About this task — Repeat every record exactly, but omit the images.

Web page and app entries
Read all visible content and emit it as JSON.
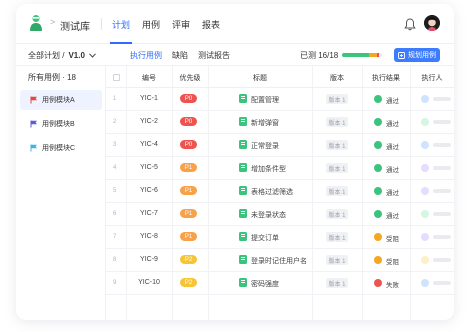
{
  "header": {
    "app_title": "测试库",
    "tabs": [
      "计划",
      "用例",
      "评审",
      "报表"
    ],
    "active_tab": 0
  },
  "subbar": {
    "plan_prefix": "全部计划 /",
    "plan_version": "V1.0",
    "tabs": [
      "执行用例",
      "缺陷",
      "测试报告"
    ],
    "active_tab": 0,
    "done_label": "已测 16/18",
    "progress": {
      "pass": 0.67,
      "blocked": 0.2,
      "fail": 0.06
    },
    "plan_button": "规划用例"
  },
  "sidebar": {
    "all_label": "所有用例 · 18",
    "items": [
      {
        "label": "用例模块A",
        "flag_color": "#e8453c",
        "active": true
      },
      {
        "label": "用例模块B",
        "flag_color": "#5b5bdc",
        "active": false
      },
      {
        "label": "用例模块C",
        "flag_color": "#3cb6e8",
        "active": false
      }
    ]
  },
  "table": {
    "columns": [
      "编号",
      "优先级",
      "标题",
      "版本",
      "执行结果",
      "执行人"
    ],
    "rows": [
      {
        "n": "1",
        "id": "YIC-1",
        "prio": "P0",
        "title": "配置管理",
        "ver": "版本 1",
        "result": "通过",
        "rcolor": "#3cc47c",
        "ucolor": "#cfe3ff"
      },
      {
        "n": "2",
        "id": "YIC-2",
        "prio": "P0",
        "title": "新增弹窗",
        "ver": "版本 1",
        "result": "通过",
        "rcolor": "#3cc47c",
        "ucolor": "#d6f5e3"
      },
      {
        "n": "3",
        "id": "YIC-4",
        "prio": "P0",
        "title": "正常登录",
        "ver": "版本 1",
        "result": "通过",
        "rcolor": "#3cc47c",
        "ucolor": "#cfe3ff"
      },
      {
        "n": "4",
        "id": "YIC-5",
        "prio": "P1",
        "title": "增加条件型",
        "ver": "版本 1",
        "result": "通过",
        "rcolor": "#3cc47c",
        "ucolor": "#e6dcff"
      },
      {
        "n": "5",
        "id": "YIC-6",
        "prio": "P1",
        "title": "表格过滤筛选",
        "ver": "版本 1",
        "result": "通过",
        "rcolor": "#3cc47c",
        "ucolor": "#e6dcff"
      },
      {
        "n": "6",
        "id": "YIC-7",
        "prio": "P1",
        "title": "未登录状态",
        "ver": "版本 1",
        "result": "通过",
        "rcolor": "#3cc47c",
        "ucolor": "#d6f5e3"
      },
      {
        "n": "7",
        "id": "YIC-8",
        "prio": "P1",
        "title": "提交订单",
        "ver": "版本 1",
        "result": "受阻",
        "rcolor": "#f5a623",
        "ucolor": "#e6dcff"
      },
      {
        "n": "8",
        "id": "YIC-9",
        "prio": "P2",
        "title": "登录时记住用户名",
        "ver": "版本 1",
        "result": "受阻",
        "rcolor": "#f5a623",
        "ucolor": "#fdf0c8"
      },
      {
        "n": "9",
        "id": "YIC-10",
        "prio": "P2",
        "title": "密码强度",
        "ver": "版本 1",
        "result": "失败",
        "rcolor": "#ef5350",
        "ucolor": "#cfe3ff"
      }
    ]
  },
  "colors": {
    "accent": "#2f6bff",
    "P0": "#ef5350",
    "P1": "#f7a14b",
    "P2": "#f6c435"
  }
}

Result —
Read all visible content and emit it as JSON.
{
  "header": {
    "app_title": "测试库",
    "tabs": [
      "计划",
      "用例",
      "评审",
      "报表"
    ],
    "active_tab": 0
  },
  "subbar": {
    "plan_prefix": "全部计划 /",
    "plan_version": "V1.0",
    "tabs": [
      "执行用例",
      "缺陷",
      "测试报告"
    ],
    "active_tab": 0,
    "done_label": "已测 16/18",
    "progress": {
      "pass": 0.67,
      "blocked": 0.2,
      "fail": 0.06
    },
    "plan_button": "规划用例"
  },
  "sidebar": {
    "all_label": "所有用例 · 18",
    "items": [
      {
        "label": "用例模块A",
        "flag_color": "#e8453c",
        "active": true
      },
      {
        "label": "用例模块B",
        "flag_color": "#5b5bdc",
        "active": false
      },
      {
        "label": "用例模块C",
        "flag_color": "#3cb6e8",
        "active": false
      }
    ]
  },
  "table": {
    "columns": [
      "编号",
      "优先级",
      "标题",
      "版本",
      "执行结果",
      "执行人"
    ],
    "rows": [
      {
        "n": "1",
        "id": "YIC-1",
        "prio": "P0",
        "title": "配置管理",
        "ver": "版本 1",
        "result": "通过",
        "rcolor": "#3cc47c",
        "ucolor": "#cfe3ff"
      },
      {
        "n": "2",
        "id": "YIC-2",
        "prio": "P0",
        "title": "新增弹窗",
        "ver": "版本 1",
        "result": "通过",
        "rcolor": "#3cc47c",
        "ucolor": "#d6f5e3"
      },
      {
        "n": "3",
        "id": "YIC-4",
        "prio": "P0",
        "title": "正常登录",
        "ver": "版本 1",
        "result": "通过",
        "rcolor": "#3cc47c",
        "ucolor": "#cfe3ff"
      },
      {
        "n": "4",
        "id": "YIC-5",
        "prio": "P1",
        "title": "增加条件型",
        "ver": "版本 1",
        "result": "通过",
        "rcolor": "#3cc47c",
        "ucolor": "#e6dcff"
      },
      {
        "n": "5",
        "id": "YIC-6",
        "prio": "P1",
        "title": "表格过滤筛选",
        "ver": "版本 1",
        "result": "通过",
        "rcolor": "#3cc47c",
        "ucolor": "#e6dcff"
      },
      {
        "n": "6",
        "id": "YIC-7",
        "prio": "P1",
        "title": "未登录状态",
        "ver": "版本 1",
        "result": "通过",
        "rcolor": "#3cc47c",
        "ucolor": "#d6f5e3"
      },
      {
        "n": "7",
        "id": "YIC-8",
        "prio": "P1",
        "title": "提交订单",
        "ver": "版本 1",
        "result": "受阻",
        "rcolor": "#f5a623",
        "ucolor": "#e6dcff"
      },
      {
        "n": "8",
        "id": "YIC-9",
        "prio": "P2",
        "title": "登录时记住用户名",
        "ver": "版本 1",
        "result": "受阻",
        "rcolor": "#f5a623",
        "ucolor": "#fdf0c8"
      },
      {
        "n": "9",
        "id": "YIC-10",
        "prio": "P2",
        "title": "密码强度",
        "ver": "版本 1",
        "result": "失败",
        "rcolor": "#ef5350",
        "ucolor": "#cfe3ff"
      }
    ]
  },
  "colors": {
    "accent": "#2f6bff",
    "P0": "#ef5350",
    "P1": "#f7a14b",
    "P2": "#f6c435"
  }
}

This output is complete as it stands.